Experimental & molecular medicine

Anti-inflammatory activity of compounds isolated from Astragalus sinicus L. in cytokine-induced keratinocytes and skin.

PMID 24651533

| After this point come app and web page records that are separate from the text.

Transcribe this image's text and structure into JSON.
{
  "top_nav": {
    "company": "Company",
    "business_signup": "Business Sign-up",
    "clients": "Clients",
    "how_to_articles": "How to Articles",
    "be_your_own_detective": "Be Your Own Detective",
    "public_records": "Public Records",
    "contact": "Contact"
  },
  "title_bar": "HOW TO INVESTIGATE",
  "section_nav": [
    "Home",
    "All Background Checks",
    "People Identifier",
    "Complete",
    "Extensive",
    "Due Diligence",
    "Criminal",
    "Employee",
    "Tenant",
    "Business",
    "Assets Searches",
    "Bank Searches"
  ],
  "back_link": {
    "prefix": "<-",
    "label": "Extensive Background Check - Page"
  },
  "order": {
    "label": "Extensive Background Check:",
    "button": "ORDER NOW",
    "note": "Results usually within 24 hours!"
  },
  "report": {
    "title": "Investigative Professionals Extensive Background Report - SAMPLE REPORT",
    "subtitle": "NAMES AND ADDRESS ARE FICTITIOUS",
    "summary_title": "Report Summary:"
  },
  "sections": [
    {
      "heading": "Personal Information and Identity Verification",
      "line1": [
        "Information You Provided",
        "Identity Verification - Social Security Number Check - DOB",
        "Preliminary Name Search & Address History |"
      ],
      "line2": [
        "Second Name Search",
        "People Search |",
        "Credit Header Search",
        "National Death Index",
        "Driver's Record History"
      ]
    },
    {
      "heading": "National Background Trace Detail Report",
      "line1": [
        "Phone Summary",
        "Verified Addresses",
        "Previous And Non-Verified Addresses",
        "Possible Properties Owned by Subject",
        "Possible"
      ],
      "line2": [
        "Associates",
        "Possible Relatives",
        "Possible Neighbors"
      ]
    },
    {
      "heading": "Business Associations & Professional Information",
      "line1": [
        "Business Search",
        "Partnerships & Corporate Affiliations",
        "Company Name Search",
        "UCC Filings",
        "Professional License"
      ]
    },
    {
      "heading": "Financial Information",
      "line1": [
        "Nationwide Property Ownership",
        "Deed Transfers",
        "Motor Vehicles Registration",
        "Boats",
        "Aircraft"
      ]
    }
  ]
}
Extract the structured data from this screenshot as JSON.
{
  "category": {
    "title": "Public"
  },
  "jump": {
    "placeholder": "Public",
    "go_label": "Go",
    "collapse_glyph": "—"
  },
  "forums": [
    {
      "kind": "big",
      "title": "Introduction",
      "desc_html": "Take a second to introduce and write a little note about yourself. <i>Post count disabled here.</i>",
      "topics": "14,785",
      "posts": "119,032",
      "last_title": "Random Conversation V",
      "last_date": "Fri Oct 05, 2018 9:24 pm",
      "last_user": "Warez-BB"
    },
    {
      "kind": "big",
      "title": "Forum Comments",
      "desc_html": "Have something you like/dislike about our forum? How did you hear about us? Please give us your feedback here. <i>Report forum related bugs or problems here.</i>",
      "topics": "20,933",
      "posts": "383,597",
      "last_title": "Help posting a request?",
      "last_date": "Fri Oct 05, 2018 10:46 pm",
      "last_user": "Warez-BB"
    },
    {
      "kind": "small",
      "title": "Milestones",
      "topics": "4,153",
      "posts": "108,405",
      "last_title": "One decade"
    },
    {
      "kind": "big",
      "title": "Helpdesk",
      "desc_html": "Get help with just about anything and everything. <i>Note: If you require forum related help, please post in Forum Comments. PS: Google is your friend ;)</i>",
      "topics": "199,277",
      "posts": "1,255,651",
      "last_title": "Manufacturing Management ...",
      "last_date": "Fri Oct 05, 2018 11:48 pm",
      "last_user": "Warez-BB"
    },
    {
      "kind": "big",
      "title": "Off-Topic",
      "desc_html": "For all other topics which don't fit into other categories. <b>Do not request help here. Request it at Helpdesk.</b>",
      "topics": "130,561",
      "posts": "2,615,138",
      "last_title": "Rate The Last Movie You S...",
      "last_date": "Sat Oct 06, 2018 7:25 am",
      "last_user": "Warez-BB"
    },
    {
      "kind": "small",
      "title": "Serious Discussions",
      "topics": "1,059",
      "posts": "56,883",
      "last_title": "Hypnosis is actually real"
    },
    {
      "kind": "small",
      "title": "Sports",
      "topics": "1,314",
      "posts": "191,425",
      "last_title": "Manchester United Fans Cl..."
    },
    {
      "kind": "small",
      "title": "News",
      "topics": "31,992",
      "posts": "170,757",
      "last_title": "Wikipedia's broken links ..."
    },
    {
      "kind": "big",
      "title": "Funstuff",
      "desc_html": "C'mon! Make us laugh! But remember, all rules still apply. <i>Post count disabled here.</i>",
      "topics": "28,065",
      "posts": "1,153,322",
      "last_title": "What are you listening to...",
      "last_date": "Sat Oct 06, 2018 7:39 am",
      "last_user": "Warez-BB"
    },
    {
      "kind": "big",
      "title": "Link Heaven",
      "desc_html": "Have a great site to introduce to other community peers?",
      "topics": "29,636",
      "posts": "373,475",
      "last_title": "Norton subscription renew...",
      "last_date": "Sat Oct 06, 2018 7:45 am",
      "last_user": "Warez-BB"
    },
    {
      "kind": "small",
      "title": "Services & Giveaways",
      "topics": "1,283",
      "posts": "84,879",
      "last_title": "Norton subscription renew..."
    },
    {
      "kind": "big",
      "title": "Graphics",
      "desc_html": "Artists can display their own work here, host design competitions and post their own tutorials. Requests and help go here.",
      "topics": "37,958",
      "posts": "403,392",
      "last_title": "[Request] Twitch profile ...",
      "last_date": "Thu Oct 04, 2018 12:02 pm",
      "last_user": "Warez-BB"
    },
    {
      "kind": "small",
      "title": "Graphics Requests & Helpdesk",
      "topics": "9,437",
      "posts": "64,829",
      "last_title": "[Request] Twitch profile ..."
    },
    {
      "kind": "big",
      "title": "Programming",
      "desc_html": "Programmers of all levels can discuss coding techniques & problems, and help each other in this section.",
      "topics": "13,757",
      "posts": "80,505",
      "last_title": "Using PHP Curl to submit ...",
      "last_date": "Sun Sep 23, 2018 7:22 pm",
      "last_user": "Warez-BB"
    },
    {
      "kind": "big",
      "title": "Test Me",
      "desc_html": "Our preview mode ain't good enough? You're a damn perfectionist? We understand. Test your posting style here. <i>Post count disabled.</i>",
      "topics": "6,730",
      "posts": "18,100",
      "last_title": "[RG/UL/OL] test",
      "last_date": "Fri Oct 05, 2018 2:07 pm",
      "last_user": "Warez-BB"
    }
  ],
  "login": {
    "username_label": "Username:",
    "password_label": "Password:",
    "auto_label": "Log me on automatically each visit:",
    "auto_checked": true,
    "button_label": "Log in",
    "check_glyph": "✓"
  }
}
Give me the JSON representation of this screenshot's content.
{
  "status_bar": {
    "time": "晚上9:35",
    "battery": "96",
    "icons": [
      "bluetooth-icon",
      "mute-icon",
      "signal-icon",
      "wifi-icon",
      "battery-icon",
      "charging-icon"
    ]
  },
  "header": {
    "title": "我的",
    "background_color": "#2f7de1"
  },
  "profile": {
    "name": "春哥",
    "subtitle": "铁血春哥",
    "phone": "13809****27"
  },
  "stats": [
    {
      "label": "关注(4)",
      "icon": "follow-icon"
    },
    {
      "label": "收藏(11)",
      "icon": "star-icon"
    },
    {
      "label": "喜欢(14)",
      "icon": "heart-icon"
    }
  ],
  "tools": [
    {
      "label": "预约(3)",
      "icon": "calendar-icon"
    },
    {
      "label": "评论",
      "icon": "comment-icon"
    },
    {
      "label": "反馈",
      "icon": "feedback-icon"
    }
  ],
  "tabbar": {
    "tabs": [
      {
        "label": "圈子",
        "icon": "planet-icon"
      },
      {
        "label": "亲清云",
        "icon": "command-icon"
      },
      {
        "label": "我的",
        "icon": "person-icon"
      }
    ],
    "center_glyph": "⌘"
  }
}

Inflammation is a part of the complex biological responses of a tissue to injury that protect the organ by removing injurious stimuli and initiating the healing process, and is considered as a mechanism of innate immunity. To identify biologically active compounds against pathogenic inflammatory and immune responses, we fractionated water, aqueous methanol and n-hexane layers from nine kinds of leguminosae and examined anti-inflammatory activity of the fractions in human keratinocytes and mouse skin. Among the fractions, rf3 and rf4, isolated from the aqueous methanol layer of Astragalus sinicus L., exhibited the strongest reactive oxygen species (ROS)-scavenging and anti-inflammatory activities as measured by inhibition of the intracellular ROS production, nuclear factor-kappaB (NF-κB), janus kinase (JAK)/signal transducer and activator of transcription (STAT), and phosphatidylinositol 3-kinase/Akt signaling in cytokine-stimulated human keratinocytes, as well as by effects on T-cell differentiation in mouse CD4(+) T cells. In addition, topical application of rf3 and rf4 suppressed the progression of psoriasis-like dermatitis and expression of pro-inflammatory mediators in interleukin (IL)-23-injected mouse ears. Our results suggest that Astragalus sinicus L. may ameliorate chronic inflammatory skin diseases due to its antioxidant and anti-inflammatory activities via regulation of the intracellular ROS production, NF-κB, JAK/STAT and PI3/Akt signaling cascades as well as immune responses, and these results are the first report that Astragalus sinicus L. exhibits pharmacological activity.